* AIM OF THE EXERCISE: Set down exactly the lines of the listing below that begin at the one containing "Decode this image" and end at the last line, both included.

** Opening DATASET CONTENT block **

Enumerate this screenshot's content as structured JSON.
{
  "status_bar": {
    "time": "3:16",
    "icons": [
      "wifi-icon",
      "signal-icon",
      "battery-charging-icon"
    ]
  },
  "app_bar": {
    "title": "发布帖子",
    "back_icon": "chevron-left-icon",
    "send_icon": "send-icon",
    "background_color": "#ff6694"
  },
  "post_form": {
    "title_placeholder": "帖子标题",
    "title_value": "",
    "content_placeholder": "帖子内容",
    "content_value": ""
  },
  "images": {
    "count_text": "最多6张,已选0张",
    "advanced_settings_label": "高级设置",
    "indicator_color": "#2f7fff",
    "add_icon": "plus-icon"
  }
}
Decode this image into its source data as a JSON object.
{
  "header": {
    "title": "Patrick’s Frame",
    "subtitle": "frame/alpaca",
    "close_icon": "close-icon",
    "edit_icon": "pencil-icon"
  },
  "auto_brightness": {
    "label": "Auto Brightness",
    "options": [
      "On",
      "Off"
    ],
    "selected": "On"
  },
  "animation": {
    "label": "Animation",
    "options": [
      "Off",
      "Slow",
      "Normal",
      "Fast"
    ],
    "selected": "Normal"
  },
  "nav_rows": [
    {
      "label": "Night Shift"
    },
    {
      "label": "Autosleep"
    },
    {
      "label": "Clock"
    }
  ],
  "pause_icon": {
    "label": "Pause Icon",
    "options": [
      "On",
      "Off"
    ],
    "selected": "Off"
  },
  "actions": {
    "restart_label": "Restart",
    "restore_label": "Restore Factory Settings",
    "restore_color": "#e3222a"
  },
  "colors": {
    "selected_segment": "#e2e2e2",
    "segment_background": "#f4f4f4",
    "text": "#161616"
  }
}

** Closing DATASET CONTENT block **

* EXERCISE RESPONSE:
Decode this image into its source data as a JSON object.
{
  "header": {
    "title": "Patrick’s Frame",
    "subtitle": "frame/alpaca",
    "close_icon": "close-icon",
    "edit_icon": "pencil-icon"
  },
  "auto_brightness": {
    "label": "Auto Brightness",
    "options": [
      "On",
      "Off"
    ],
    "selected": "On"
  },
  "animation": {
    "label": "Animation",
    "options": [
      "Off",
      "Slow",
      "Normal",
      "Fast"
    ],
    "selected": "Normal"
  },
  "nav_rows": [
    {
      "label": "Night Shift"
    },
    {
      "label": "Autosleep"
    },
    {
      "label": "Clock"
    }
  ],
  "pause_icon": {
    "label": "Pause Icon",
    "options": [
      "On",
      "Off"
    ],
    "selected": "Off"
  },
  "actions": {
    "restart_label": "Restart",
    "restore_label": "Restore Factory Settings",
    "restore_color": "#e3222a"
  },
  "colors": {
    "selected_segment": "#e2e2e2",
    "segment_background": "#f4f4f4",
    "text": "#161616"
  }
}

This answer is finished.